■ **WORK TO BE COMPLETED**: Search the records that follow and extract every line containing the string "your".

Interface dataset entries
_ _ _ _

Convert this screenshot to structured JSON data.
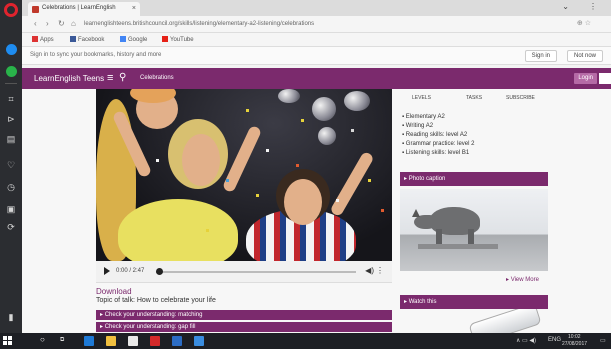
{
  "browser": {
    "tab_title": "Celebrations | LearnEnglish",
    "url": "learnenglishteens.britishcouncil.org/skills/listening/elementary-a2-listening/celebrations",
    "bookmarks": [
      "Apps",
      "Facebook",
      "Google",
      "YouTube"
    ],
    "infobar_text": "Sign in to sync your bookmarks, history and more",
    "infobar_buttons": [
      "Sign in",
      "Not now"
    ]
  },
  "site": {
    "logo": "LearnEnglish Teens",
    "header_link": "Celebrations",
    "login_label": "Login"
  },
  "player": {
    "time": "0:00 / 2:47"
  },
  "main": {
    "download_label": "Download",
    "subtext": "Topic of talk: How to celebrate your life",
    "check_bars": [
      "Check your understanding: matching",
      "Check your understanding: gap fill"
    ]
  },
  "sidebar": {
    "tabs": [
      "LEVELS",
      "TASKS",
      "SUBSCRIBE"
    ],
    "list": [
      "Elementary A2",
      "Writing A2",
      "Reading skills: level A2",
      "Grammar practice: level 2",
      "Listening skills: level B1"
    ],
    "photo_caption": "Photo caption",
    "view_more": "View More",
    "section2": "Watch this"
  },
  "taskbar": {
    "clock_time": "10:02",
    "clock_date": "27/08/2017",
    "lang": "ENG"
  }
}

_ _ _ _

■ **REPLY TO THE TASK**:
    "infobar_text": "Sign in to sync your bookmarks, history and more",
    "subtext": "Topic of talk: How to celebrate your life",
      "Check your understanding: matching",
      "Check your understanding: gap fill"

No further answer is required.